for National Geographic News
Females of a minuscule parasitic wasp species are able to induce the plants they live in to produce a chemical perfume that attracts the males of the species, scientists report.
The discovery, detailed online in the current issue of the journal Proceedings of the National Academy of Sciences, is the first example of an animal stimulating a plant to produce a chemical sexual attractant for it.
"This is evidence of a completely different way that insects and plants can interact at the chemical level," said entomology graduate student and lead researcher John F. Tooker of the University of Illinois at Urbana-Champaign.
"No one has really considered before that insects could manipulate plants to produce a kind of sex pheromone," he said.
Pheromones are chemicals emitted by animalsincluding humansthat serve as a form of communication with other members of the species. Most often associated with reproduction, pheromones can also be used to signal danger, to mark trails, or to identify food sources.
Scientists have known for many years that plant-eating insects can induce chemical changes in plants. When attacked, some plants produce chemicals that poison the animals feeding on them, or signal nearby plants to ramp up their defense mechanisms.
Tobacco and corn are examples of plants that employ an alternative strategy.

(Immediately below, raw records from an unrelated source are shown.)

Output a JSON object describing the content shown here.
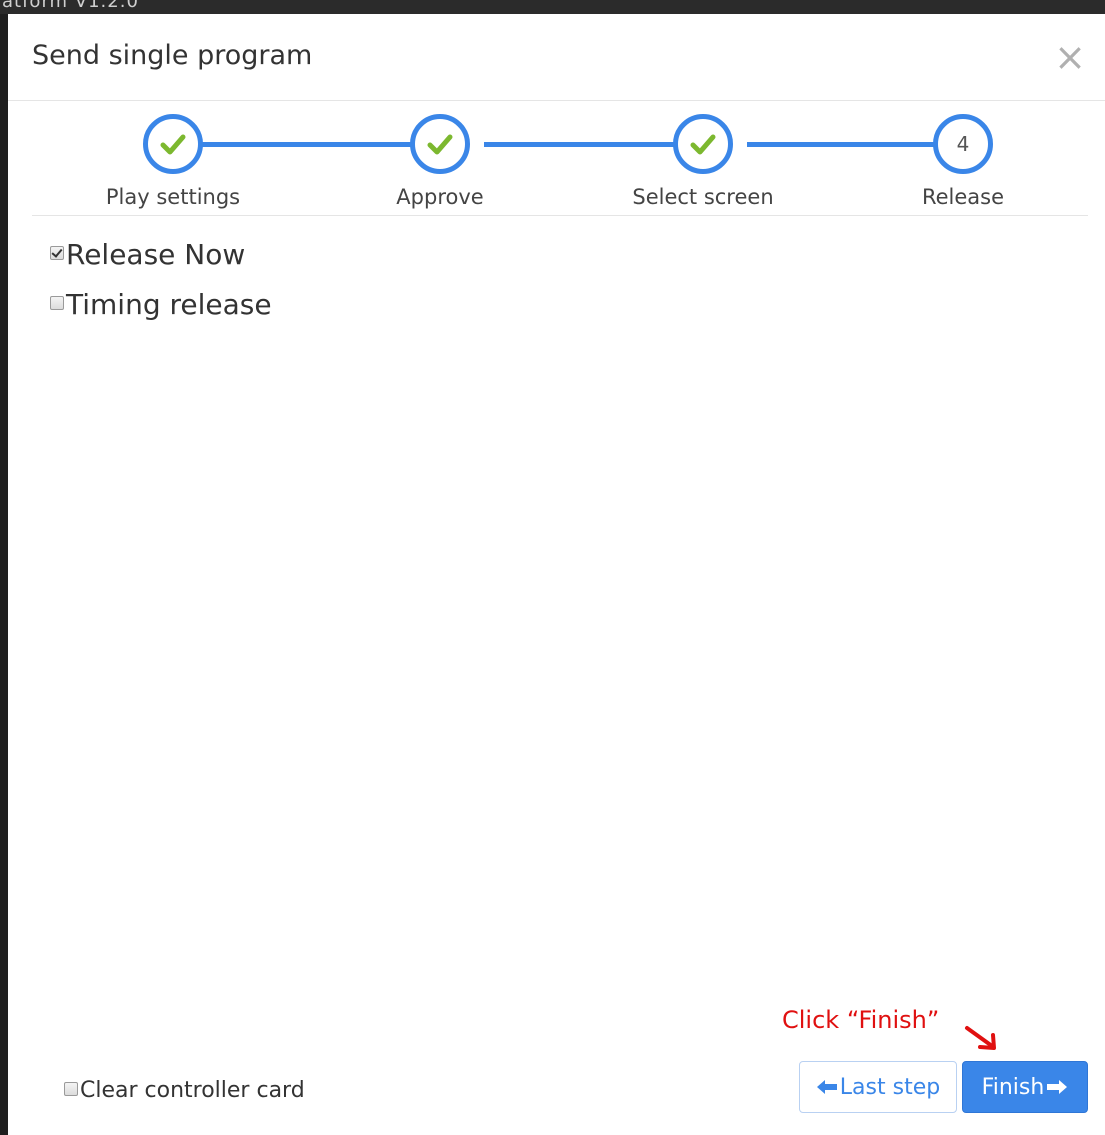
{
  "window": {
    "behind_title": "atform V1.2.0"
  },
  "modal": {
    "title": "Send single program",
    "close_symbol": "×"
  },
  "steps": [
    {
      "label": "Play settings",
      "state": "done",
      "icon": "check-icon"
    },
    {
      "label": "Approve",
      "state": "done",
      "icon": "check-icon"
    },
    {
      "label": "Select screen",
      "state": "done",
      "icon": "check-icon"
    },
    {
      "label": "Release",
      "state": "current",
      "number": "4"
    }
  ],
  "options": {
    "release_now": {
      "label": "Release Now",
      "checked": true
    },
    "timing_release": {
      "label": "Timing release",
      "checked": false
    }
  },
  "footer": {
    "clear_card": {
      "label": "Clear controller card",
      "checked": false
    },
    "last_step_label": "Last step",
    "finish_label": "Finish"
  },
  "annotation": {
    "text": "Click “Finish”"
  },
  "colors": {
    "accent": "#3a86e8",
    "check": "#7cb82f",
    "annotation": "#e01010"
  }
}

When attacked by herbivorous moth larvae, the plants produce volatile chemicals that attract moth predators.
"It's almost like the plants are calling for help," said Tooker's supervising professor and co-author Lawrence M. Hanks.

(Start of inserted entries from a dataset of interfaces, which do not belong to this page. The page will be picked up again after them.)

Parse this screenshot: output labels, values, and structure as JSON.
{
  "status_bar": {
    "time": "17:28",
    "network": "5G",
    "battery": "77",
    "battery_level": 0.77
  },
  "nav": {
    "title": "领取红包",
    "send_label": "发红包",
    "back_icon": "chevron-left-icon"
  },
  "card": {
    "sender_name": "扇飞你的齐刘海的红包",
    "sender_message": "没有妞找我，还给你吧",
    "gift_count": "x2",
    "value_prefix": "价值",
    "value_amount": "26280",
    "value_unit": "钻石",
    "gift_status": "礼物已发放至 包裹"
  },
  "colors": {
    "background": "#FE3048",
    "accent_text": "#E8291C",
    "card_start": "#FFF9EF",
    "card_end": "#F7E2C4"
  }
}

Tooker and Hanks are working on a project to characterize insect communities in the rapidly diminishing Midwestern prairies of the United States.
Gall Wasp Strategies

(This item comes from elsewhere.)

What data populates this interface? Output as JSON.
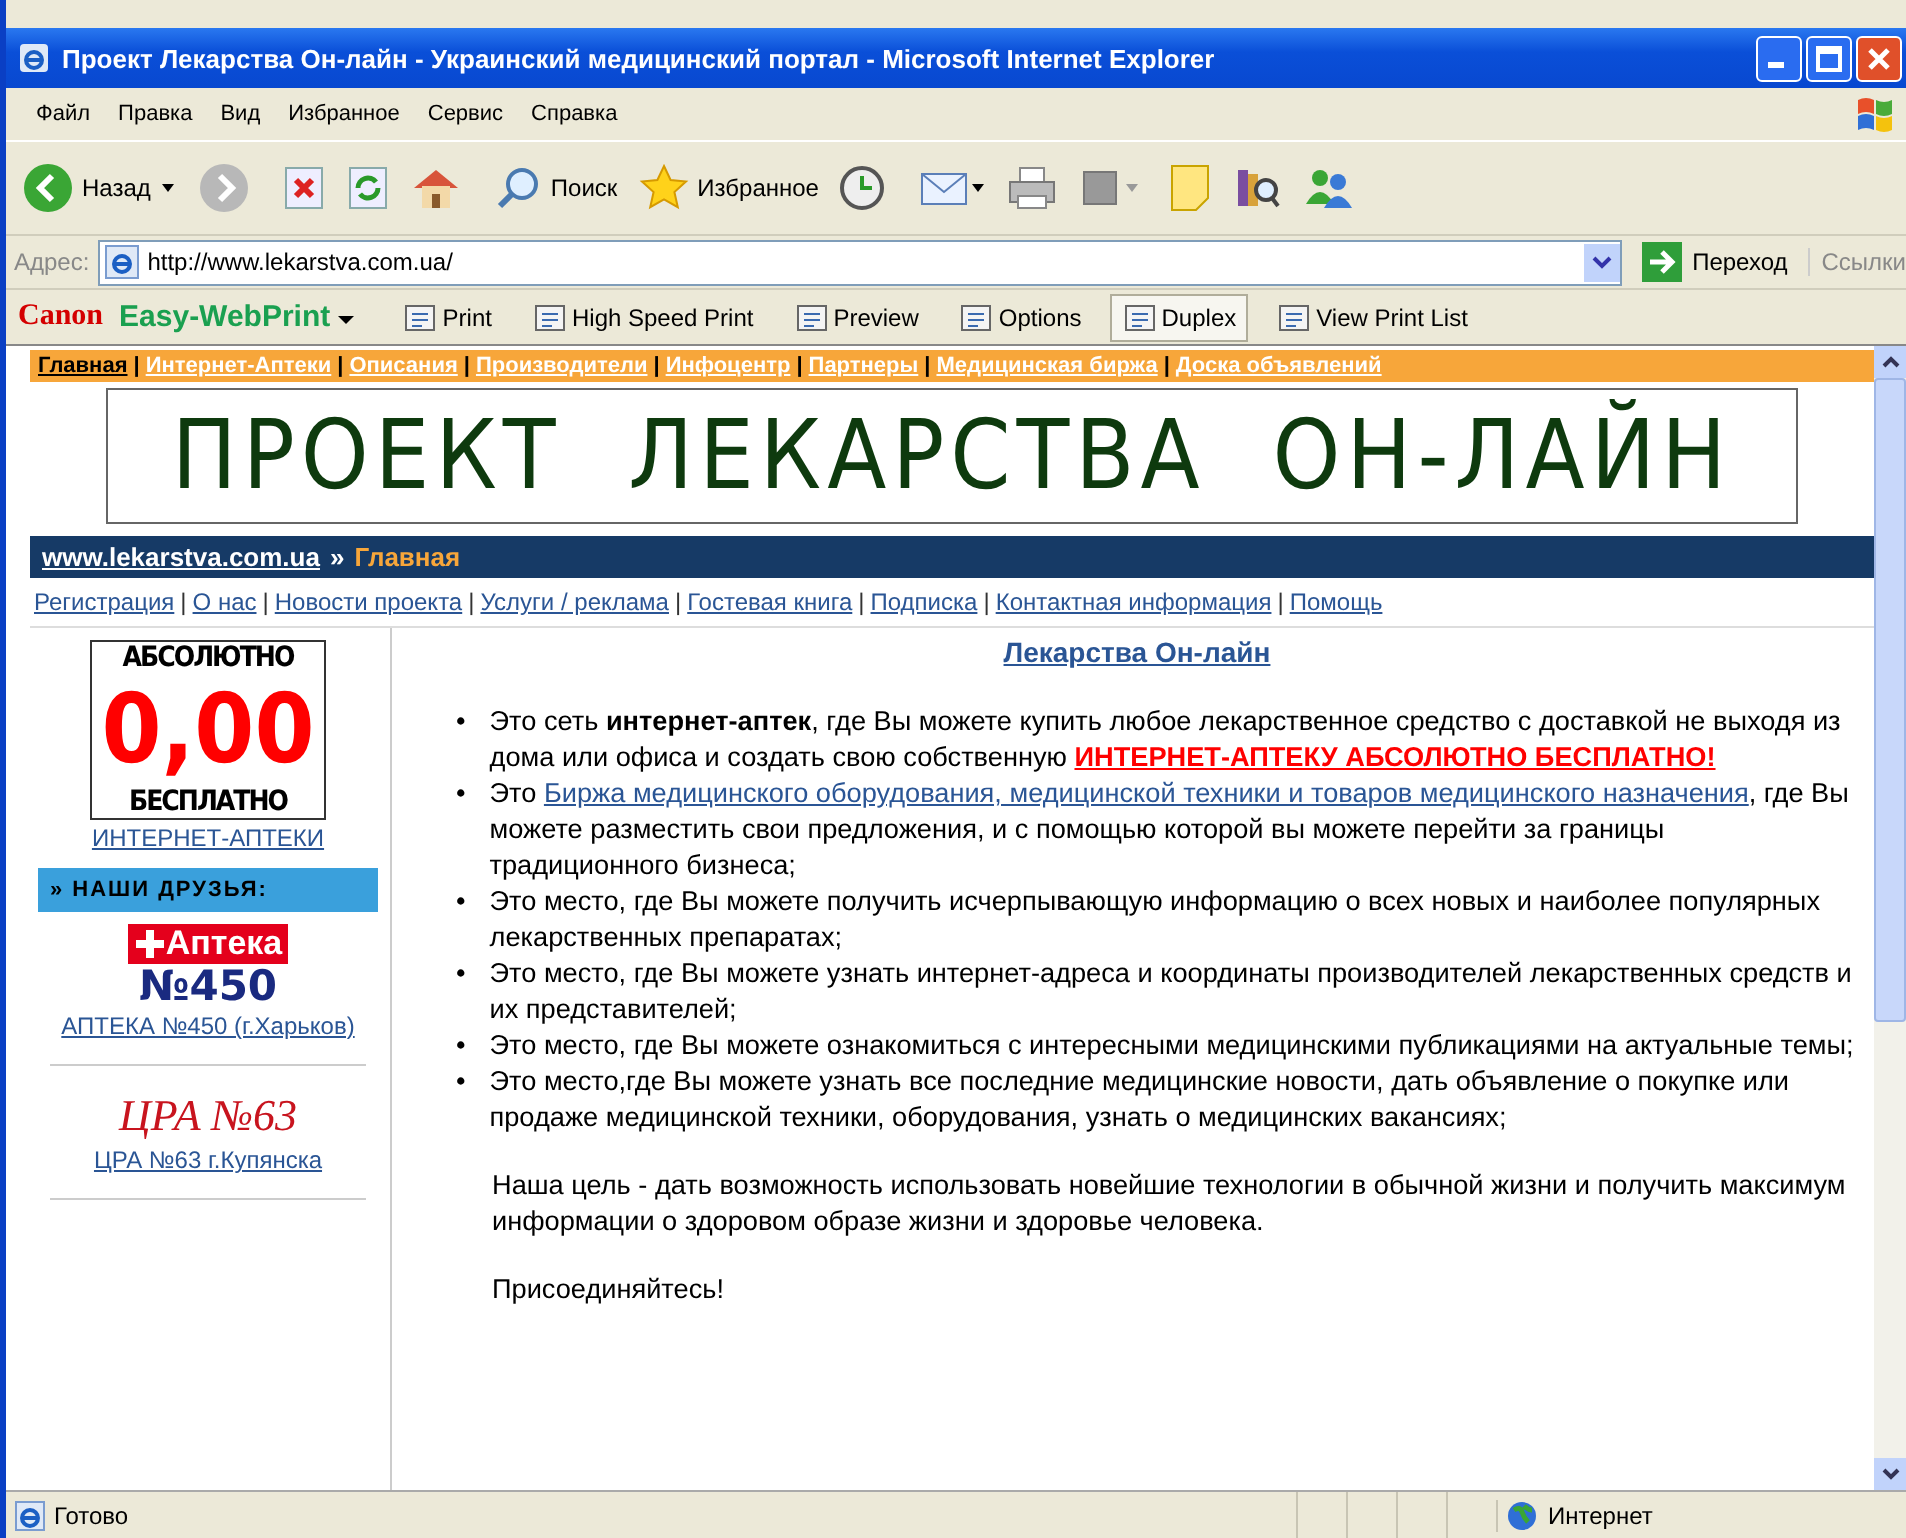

As a by-product of that study, they discovered that females of a flea-sized prairie gall wasp, Antistrophus rufus, are able to alert males to their presence by altering the smell of the plants they live in.
SOURCES AND RELATED WEB SITES